I usually avoid books with contemporary American settings. That’s where I live. I know about it. I don’t need to spend my time reading about it.
I made an exception for “The Serialist” by David Gordon. It’s a fun, gory, well-paced murder mystery, set in modern New York City, which may as well be a fantasy kingdom to me. It’s also an homage to the struggles and joys of writing, as well as the singular glory of the book, subjects near and dear to my heart.
The only thing I didn’t really like about it was the narrator’s partnership with Claire, who came across as a 15-year-old Manic Pixie Dreamgirl with unnecessary sexual overtones.
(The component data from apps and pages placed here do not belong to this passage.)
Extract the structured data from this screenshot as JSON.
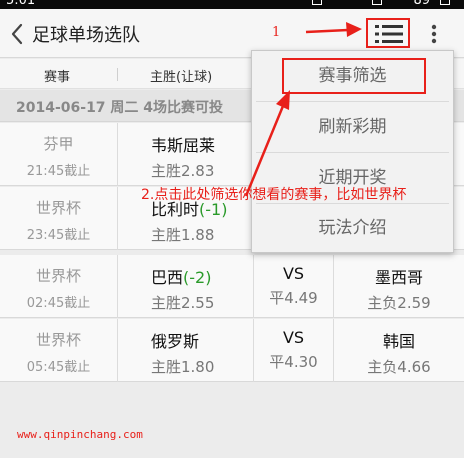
{
  "status_bar": {
    "time": "5:01",
    "battery": "89"
  },
  "header": {
    "title": "足球单场选队",
    "menu_icon": "list-menu-icon",
    "more_icon": "vertical-dots-icon",
    "back_icon": "chevron-left-icon"
  },
  "table_header": {
    "col1": "赛事",
    "col2": "主胜(让球)"
  },
  "date_bar": "2014-06-17 周二  4场比赛可投",
  "matches": [
    {
      "league": "芬甲",
      "deadline": "21:45截止",
      "home": "韦斯屈莱",
      "handicap": "",
      "home_odds": "主胜2.83",
      "vs": "",
      "draw_odds": "",
      "away": "",
      "away_odds": ""
    },
    {
      "league": "世界杯",
      "deadline": "23:45截止",
      "home": "比利时",
      "handicap": "(-1)",
      "home_odds": "主胜1.88",
      "vs": "",
      "draw_odds": "",
      "away": "",
      "away_odds": ""
    },
    {
      "league": "世界杯",
      "deadline": "02:45截止",
      "home": "巴西",
      "handicap": "(-2)",
      "home_odds": "主胜2.55",
      "vs": "VS",
      "draw_odds": "平4.49",
      "away": "墨西哥",
      "away_odds": "主负2.59"
    },
    {
      "league": "世界杯",
      "deadline": "05:45截止",
      "home": "俄罗斯",
      "handicap": "",
      "home_odds": "主胜1.80",
      "vs": "VS",
      "draw_odds": "平4.30",
      "away": "韩国",
      "away_odds": "主负4.66"
    }
  ],
  "dropdown": {
    "items": [
      "赛事筛选",
      "刷新彩期",
      "近期开奖",
      "玩法介绍"
    ]
  },
  "annotations": {
    "number": "1",
    "instruction": "2.点击此处筛选你想看的赛事，比如世界杯",
    "watermark": "www.qinpinchang.com",
    "color": "#e8201a"
  },
  "colors": {
    "handicap_green": "#2a9a2a",
    "accent_red": "#e8201a"
  }
}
Maybe Gordon did it on purpose to keep the reader feeling even more on-edge, in case the graphic murders and sleazy locales weren’t doing it enough. Maybe Gordon thinks it’s actually pretty realistic for 15-year-olds to answer the door wearing only a bikini, for a thirtysomething narrator to spend nearly all his time with said 15-year-old, and for said 15-year-old to have basically no parental supervision. Ever. It’s a common complaint in YA media that the characters don’t seem to have parents – well, Claire is a good example.
The twisty plot, freaky serial killer, and generally likable narrator outweigh the slight skeeviness that is Claire, though. If you’re into crime procedurals, dark humor, or books about books, give “The Serialist” a try.